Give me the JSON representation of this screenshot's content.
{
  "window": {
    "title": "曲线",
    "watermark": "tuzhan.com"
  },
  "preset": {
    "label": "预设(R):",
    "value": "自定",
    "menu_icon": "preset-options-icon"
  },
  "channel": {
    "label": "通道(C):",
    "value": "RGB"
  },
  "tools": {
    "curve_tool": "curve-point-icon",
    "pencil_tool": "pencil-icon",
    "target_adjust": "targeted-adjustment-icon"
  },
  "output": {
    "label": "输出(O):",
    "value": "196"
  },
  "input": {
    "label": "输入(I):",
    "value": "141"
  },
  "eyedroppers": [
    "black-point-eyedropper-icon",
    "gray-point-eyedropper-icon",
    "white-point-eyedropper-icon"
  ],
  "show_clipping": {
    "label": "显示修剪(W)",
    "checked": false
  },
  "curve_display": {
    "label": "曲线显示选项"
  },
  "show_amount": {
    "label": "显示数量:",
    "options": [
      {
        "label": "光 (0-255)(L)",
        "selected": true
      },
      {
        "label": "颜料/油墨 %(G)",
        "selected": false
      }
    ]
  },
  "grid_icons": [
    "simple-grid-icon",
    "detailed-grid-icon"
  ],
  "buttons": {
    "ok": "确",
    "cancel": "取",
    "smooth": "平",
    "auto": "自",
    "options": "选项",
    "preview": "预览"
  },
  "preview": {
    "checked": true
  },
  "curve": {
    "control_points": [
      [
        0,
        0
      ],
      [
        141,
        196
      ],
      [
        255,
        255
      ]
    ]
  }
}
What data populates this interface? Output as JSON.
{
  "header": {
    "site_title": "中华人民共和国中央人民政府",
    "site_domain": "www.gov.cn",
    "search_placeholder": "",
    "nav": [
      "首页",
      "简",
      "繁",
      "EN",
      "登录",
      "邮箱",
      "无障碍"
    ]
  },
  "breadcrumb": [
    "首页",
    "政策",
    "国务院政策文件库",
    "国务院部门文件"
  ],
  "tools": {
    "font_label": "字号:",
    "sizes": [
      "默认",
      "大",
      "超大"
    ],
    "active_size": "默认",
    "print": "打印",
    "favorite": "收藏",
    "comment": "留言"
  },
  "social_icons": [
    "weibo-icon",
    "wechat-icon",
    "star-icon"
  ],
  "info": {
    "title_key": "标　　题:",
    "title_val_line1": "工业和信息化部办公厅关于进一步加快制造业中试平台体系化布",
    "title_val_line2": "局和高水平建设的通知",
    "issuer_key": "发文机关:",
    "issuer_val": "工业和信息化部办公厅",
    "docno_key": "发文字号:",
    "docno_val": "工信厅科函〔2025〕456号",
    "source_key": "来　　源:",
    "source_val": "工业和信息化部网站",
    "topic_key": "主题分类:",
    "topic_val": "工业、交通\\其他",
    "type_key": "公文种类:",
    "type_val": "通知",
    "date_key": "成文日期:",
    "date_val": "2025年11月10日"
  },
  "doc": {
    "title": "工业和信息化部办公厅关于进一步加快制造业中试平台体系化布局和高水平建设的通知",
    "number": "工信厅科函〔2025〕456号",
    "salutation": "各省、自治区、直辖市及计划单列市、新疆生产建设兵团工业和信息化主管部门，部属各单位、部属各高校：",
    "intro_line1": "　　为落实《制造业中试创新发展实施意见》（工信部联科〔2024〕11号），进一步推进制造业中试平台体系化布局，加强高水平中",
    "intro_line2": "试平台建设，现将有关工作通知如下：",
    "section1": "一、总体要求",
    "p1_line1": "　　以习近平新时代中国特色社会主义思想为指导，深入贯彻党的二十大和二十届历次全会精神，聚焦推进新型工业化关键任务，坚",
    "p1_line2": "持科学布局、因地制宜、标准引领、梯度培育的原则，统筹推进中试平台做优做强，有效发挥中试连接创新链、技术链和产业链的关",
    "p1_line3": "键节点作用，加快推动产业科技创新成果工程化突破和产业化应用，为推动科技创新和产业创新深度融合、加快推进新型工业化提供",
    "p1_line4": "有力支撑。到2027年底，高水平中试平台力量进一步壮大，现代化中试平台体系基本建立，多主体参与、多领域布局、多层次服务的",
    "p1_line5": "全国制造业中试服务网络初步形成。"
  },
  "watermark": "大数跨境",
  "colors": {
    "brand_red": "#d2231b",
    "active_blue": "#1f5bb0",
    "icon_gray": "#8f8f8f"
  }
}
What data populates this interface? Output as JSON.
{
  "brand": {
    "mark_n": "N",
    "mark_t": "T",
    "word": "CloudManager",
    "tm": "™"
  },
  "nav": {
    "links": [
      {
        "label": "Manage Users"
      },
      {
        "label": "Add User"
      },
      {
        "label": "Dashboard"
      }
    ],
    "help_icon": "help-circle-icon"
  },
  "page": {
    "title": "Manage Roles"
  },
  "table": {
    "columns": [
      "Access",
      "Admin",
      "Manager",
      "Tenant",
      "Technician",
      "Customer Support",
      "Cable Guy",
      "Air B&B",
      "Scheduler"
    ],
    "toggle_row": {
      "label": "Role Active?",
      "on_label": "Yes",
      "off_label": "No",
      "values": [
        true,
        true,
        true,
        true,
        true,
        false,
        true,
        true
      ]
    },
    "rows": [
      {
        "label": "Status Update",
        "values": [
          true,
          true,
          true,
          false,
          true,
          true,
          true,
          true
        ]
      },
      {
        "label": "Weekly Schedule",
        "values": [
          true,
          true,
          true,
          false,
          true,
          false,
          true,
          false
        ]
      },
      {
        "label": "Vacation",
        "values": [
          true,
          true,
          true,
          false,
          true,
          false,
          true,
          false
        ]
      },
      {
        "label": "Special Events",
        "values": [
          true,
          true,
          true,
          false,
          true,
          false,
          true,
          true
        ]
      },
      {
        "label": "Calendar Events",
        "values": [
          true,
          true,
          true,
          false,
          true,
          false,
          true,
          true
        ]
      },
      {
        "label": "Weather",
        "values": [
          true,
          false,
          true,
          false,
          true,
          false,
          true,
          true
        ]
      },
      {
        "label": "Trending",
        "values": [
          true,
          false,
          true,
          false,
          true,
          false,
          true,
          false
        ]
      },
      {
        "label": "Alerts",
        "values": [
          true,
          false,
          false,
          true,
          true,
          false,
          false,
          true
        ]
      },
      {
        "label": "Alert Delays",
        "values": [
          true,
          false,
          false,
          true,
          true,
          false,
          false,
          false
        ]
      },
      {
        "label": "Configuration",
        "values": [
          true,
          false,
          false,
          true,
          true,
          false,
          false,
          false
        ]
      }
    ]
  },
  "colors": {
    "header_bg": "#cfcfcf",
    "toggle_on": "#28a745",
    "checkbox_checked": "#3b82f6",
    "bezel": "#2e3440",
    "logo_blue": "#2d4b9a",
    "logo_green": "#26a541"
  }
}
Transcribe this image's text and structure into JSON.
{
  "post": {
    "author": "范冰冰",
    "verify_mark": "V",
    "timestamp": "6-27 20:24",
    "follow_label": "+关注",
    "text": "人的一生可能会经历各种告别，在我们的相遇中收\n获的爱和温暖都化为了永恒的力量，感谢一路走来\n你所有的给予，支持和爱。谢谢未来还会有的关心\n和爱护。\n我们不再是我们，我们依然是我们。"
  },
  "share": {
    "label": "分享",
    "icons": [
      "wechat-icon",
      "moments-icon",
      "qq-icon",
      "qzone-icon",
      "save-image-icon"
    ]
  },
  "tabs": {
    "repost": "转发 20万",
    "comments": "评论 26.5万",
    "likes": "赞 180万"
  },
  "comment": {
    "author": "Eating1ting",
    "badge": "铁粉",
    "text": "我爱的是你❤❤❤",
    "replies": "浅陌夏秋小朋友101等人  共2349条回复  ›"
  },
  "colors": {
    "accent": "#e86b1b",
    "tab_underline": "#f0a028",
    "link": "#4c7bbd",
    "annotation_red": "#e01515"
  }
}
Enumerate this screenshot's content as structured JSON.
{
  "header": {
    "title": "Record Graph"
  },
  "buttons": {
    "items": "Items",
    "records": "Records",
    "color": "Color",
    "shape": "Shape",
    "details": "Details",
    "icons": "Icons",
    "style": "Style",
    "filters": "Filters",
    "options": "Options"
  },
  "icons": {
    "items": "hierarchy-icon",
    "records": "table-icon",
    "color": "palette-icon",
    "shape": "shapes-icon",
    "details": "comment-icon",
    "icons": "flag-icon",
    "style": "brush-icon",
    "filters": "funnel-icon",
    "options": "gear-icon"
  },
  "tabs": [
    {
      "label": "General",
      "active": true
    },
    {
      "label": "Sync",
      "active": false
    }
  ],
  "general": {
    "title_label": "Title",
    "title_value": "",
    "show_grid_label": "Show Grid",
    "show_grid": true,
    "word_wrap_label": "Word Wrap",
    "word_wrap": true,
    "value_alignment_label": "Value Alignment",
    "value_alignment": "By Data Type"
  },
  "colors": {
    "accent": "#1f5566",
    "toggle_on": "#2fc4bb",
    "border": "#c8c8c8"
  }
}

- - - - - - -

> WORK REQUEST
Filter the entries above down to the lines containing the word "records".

> TASK SOLUTION
    "records": "Records",
    "records": "table-icon",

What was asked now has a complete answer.